***** Records supplied

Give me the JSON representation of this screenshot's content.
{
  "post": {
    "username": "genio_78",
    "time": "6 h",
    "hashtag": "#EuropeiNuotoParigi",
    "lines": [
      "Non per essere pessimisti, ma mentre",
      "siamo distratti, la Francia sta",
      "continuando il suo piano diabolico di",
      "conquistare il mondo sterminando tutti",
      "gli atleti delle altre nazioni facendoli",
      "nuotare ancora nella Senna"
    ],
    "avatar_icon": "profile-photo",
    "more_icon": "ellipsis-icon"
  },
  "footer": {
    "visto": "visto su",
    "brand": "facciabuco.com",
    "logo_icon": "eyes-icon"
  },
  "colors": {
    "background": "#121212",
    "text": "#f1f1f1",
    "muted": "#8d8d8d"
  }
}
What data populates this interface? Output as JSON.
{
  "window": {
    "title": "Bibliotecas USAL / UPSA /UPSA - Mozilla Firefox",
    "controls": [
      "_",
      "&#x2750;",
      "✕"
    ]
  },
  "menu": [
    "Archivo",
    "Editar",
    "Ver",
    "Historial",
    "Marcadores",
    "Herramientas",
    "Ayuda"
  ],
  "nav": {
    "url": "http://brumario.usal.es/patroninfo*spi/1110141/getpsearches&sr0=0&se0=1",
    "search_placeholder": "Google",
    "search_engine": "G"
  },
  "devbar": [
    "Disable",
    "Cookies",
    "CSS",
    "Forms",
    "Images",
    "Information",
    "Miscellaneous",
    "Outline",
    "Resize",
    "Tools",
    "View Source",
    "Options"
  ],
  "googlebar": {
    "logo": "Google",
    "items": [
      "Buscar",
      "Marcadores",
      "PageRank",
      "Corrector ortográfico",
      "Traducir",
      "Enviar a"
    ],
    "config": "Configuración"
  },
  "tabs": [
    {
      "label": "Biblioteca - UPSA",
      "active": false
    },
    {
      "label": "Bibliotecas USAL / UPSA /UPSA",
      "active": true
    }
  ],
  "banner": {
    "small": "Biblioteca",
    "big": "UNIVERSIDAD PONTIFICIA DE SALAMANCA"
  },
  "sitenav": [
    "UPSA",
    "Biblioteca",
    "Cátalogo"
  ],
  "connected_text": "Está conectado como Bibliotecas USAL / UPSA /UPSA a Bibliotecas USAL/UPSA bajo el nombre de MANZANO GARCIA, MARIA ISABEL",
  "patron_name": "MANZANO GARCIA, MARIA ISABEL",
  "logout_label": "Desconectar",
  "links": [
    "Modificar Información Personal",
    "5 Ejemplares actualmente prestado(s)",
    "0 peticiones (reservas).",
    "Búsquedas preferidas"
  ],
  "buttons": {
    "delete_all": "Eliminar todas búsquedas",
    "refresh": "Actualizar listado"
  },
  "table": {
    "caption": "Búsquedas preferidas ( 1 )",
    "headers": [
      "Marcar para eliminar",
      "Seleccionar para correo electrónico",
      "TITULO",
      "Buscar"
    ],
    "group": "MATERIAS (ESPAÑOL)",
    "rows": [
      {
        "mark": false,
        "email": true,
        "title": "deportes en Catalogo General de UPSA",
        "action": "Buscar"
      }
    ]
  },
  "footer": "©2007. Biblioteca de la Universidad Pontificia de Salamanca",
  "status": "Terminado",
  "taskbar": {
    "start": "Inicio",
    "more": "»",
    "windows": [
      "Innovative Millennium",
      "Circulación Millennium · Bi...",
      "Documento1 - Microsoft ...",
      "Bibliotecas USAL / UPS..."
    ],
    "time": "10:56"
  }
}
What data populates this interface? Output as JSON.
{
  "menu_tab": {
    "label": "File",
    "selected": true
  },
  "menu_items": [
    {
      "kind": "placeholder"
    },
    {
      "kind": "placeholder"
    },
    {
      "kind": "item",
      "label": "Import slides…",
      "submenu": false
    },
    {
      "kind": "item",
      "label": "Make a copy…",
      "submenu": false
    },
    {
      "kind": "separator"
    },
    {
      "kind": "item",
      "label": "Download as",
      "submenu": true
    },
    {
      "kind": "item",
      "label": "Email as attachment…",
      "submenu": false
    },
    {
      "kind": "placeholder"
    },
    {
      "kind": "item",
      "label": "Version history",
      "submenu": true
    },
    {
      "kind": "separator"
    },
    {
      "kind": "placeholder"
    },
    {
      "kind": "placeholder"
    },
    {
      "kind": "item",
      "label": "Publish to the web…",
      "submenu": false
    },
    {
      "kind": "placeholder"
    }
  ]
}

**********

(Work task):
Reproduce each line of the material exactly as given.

(Task result):
Give me the JSON representation of this screenshot's content.
{
  "post": {
    "username": "genio_78",
    "time": "6 h",
    "hashtag": "#EuropeiNuotoParigi",
    "lines": [
      "Non per essere pessimisti, ma mentre",
      "siamo distratti, la Francia sta",
      "continuando il suo piano diabolico di",
      "conquistare il mondo sterminando tutti",
      "gli atleti delle altre nazioni facendoli",
      "nuotare ancora nella Senna"
    ],
    "avatar_icon": "profile-photo",
    "more_icon": "ellipsis-icon"
  },
  "footer": {
    "visto": "visto su",
    "brand": "facciabuco.com",
    "logo_icon": "eyes-icon"
  },
  "colors": {
    "background": "#121212",
    "text": "#f1f1f1",
    "muted": "#8d8d8d"
  }
}
What data populates this interface? Output as JSON.
{
  "window": {
    "title": "Bibliotecas USAL / UPSA /UPSA - Mozilla Firefox",
    "controls": [
      "_",
      "&#x2750;",
      "✕"
    ]
  },
  "menu": [
    "Archivo",
    "Editar",
    "Ver",
    "Historial",
    "Marcadores",
    "Herramientas",
    "Ayuda"
  ],
  "nav": {
    "url": "http://brumario.usal.es/patroninfo*spi/1110141/getpsearches&sr0=0&se0=1",
    "search_placeholder": "Google",
    "search_engine": "G"
  },
  "devbar": [
    "Disable",
    "Cookies",
    "CSS",
    "Forms",
    "Images",
    "Information",
    "Miscellaneous",
    "Outline",
    "Resize",
    "Tools",
    "View Source",
    "Options"
  ],
  "googlebar": {
    "logo": "Google",
    "items": [
      "Buscar",
      "Marcadores",
      "PageRank",
      "Corrector ortográfico",
      "Traducir",
      "Enviar a"
    ],
    "config": "Configuración"
  },
  "tabs": [
    {
      "label": "Biblioteca - UPSA",
      "active": false
    },
    {
      "label": "Bibliotecas USAL / UPSA /UPSA",
      "active": true
    }
  ],
  "banner": {
    "small": "Biblioteca",
    "big": "UNIVERSIDAD PONTIFICIA DE SALAMANCA"
  },
  "sitenav": [
    "UPSA",
    "Biblioteca",
    "Cátalogo"
  ],
  "connected_text": "Está conectado como Bibliotecas USAL / UPSA /UPSA a Bibliotecas USAL/UPSA bajo el nombre de MANZANO GARCIA, MARIA ISABEL",
  "patron_name": "MANZANO GARCIA, MARIA ISABEL",
  "logout_label": "Desconectar",
  "links": [
    "Modificar Información Personal",
    "5 Ejemplares actualmente prestado(s)",
    "0 peticiones (reservas).",
    "Búsquedas preferidas"
  ],
  "buttons": {
    "delete_all": "Eliminar todas búsquedas",
    "refresh": "Actualizar listado"
  },
  "table": {
    "caption": "Búsquedas preferidas ( 1 )",
    "headers": [
      "Marcar para eliminar",
      "Seleccionar para correo electrónico",
      "TITULO",
      "Buscar"
    ],
    "group": "MATERIAS (ESPAÑOL)",
    "rows": [
      {
        "mark": false,
        "email": true,
        "title": "deportes en Catalogo General de UPSA",
        "action": "Buscar"
      }
    ]
  },
  "footer": "©2007. Biblioteca de la Universidad Pontificia de Salamanca",
  "status": "Terminado",
  "taskbar": {
    "start": "Inicio",
    "more": "»",
    "windows": [
      "Innovative Millennium",
      "Circulación Millennium · Bi...",
      "Documento1 - Microsoft ...",
      "Bibliotecas USAL / UPS..."
    ],
    "time": "10:56"
  }
}
What data populates this interface? Output as JSON.
{
  "menu_tab": {
    "label": "File",
    "selected": true
  },
  "menu_items": [
    {
      "kind": "placeholder"
    },
    {
      "kind": "placeholder"
    },
    {
      "kind": "item",
      "label": "Import slides…",
      "submenu": false
    },
    {
      "kind": "item",
      "label": "Make a copy…",
      "submenu": false
    },
    {
      "kind": "separator"
    },
    {
      "kind": "item",
      "label": "Download as",
      "submenu": true
    },
    {
      "kind": "item",
      "label": "Email as attachment…",
      "submenu": false
    },
    {
      "kind": "placeholder"
    },
    {
      "kind": "item",
      "label": "Version history",
      "submenu": true
    },
    {
      "kind": "separator"
    },
    {
      "kind": "placeholder"
    },
    {
      "kind": "placeholder"
    },
    {
      "kind": "item",
      "label": "Publish to the web…",
      "submenu": false
    },
    {
      "kind": "placeholder"
    }
  ]
}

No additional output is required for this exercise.